Indicated Lecture Hours (which may also include seminars, tutorials, workshops and other contact time) are approximate and may include in-class tests where one or more of these are an assessment on the module. In-class tests are scheduled/organised separately to taught content and will be published on to student personal timetables, where they apply to taken modules, as soon as they are finalised by central administration. This will usually be after the initial publication of the teaching timetable for the relevant semester.
Upon accessing the reading list, please search for the module using the module code: PSY2013
The School of Psychology is committed to developing graduates with strengths in Employability, Digital Capabilities, Global and Cultural Capabilities, Sustainability, and Resourcefulness and Resilience. This module is designed to allow students to develop knowledge, skills, and capabilities in the following areas:
Employability: This module provides students with advanced knowledge in biological psychology and key research methods of neuroscience. An understanding of scientific knowledge, critical thinking and engagement with empirical research can be applied across many fields and careers. During practical sessions students will be introduced to various equipment utilised in research and clinical settings. Both assessments develop students' written communication skills.
Digital Capabilities: As with all modules, students are expected to engage with online material and resources via SurreyLearn, and other digital platforms. Students are encouraged to communicate with one another and work together in groups, utilising digital collaborative tools. Students will be encouraged to search for scientific articles in online databases to complete both assessments.
Global and Cultural Capabilities: Students will engage critically with exemplars of empirical research and reflect on inclusivity of the methods employed and considerations of diversity and equality in the populations studied.
Resourcefulness and Resilience: The learning, teaching and assessment strategy for this module has been designed to encourage active participation, peer support and reflective engagement. Students will be asked to share ideas, appreciate potential barriers and challenges faced by others, and provide support and show empathy towards each other in working towards achieving successful outcomes. Formative assessments and feedback practices provide an opportunity for students to fail and learn from the experience, building confidence and self-efficacy

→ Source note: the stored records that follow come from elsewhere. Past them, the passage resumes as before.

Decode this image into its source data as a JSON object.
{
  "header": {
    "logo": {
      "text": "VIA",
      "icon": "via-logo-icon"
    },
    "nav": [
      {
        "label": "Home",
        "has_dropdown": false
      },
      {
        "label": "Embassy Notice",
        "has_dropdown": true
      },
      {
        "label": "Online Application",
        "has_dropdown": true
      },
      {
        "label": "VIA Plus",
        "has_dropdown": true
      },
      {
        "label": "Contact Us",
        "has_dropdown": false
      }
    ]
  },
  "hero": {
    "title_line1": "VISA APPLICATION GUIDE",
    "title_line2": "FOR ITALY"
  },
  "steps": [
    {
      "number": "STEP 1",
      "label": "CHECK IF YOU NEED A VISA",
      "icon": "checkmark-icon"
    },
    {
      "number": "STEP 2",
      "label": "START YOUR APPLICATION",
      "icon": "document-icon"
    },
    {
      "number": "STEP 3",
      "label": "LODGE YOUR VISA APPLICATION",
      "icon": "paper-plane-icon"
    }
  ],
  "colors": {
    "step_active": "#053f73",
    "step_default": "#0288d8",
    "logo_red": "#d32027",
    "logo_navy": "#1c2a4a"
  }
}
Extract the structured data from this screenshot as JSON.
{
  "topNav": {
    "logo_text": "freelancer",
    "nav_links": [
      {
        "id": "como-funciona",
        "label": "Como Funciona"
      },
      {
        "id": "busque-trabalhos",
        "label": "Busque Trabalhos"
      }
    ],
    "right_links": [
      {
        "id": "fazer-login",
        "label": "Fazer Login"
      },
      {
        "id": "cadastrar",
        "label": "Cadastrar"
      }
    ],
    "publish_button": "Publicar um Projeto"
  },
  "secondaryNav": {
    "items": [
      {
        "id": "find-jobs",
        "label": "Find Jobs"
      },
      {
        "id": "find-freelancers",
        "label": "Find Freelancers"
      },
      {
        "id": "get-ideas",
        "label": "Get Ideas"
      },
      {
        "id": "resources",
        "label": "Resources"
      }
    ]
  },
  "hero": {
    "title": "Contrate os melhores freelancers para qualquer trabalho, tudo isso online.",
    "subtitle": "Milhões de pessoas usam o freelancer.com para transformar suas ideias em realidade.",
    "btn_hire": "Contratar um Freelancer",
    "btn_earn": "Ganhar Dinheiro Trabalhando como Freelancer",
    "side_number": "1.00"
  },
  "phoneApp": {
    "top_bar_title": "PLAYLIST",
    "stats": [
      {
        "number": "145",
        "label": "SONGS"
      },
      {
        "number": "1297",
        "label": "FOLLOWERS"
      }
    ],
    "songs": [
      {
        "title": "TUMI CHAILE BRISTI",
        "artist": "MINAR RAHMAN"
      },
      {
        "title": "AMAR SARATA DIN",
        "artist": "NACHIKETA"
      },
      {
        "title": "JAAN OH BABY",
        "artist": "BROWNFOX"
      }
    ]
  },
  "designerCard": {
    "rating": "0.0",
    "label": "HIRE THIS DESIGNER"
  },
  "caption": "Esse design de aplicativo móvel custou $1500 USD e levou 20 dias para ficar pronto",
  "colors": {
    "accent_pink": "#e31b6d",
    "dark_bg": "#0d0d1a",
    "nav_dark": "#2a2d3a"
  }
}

Programmes this module appears in
|Psychology BSc (Hons)(CORE)
|Each unit of assessment must be passed at 40% to pass the module
Please note that the information detailed within this record is accurate at the time of publishing and may be subject to change. This record contains information for the most up to date version of the programme / module for the 2023/4 academic year.